In other words, IDaaS is often a misnomer, referring instead to single sign-on as a service (SSOaaS) plus some very limited IAM features. There is nothing wrong with these services — but calling them IDaaS is not quite truth in advertising as customers may get less than they expect.
There is no technical barrier preventing vendors from offering more feature rich IAM systems as a service. Indeed, IAMaaS is probably a better acronym than IDaaS for solutions that include connectors to manage both on-premises and SaaS applications, both automated and request/approval based access provisioning and governance features such as access reviews, approval workflows, analytics, segregation of duties policy and role based access control.

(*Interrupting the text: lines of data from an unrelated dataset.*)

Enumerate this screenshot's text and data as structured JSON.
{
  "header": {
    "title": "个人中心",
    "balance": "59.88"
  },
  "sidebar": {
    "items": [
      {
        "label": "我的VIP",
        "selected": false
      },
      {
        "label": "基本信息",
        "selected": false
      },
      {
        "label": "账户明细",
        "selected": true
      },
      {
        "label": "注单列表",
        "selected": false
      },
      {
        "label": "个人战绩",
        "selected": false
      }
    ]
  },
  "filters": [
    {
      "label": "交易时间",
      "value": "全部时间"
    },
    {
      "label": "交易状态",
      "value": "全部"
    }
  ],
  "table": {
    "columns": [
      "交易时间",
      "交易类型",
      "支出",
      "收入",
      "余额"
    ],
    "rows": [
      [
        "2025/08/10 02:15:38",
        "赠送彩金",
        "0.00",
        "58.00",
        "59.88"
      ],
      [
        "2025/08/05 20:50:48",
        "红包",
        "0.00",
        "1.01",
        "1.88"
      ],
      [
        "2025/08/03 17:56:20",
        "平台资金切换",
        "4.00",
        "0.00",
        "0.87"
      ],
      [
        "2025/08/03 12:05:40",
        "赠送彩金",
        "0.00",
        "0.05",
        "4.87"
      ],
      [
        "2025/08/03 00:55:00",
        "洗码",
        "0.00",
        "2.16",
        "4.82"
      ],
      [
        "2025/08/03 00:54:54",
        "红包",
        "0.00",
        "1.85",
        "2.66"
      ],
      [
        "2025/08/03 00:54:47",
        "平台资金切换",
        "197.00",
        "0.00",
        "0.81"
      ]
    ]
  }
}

Hitachi ID, and doubtless some competitors as well, offers exactly this: full-featured IAM hosted in the cloud and managed by the software vendor.
One of the expectations that organizations bring to SaaS is shorter, less costly implementations. In practice, this has nothing to do with where the application is hosted (on-premises versus cloud) and everything to do with standardized configurations and frequent, automated version upgrades. In this regard, Hitachi ID may be unique, as we offer “Identity Express” — a set of standardized business processes for workforce IAM and for partner portal IAM, which helps both to speed up IAM implementations and provide more feature-rich joiner/mover/leaver process automation than would be possible with a custom approach to system deployment.
For those of you with a mandate to “move to the cloud,” the guidance is two-fold: (a) understand the difference between IDaaS (really SSOaaS) and IAMaaS (hosted, leased, managed IAM) and (b) focus on adopting best practices business processes, not just moving the IAM system from your data center to someone else’s.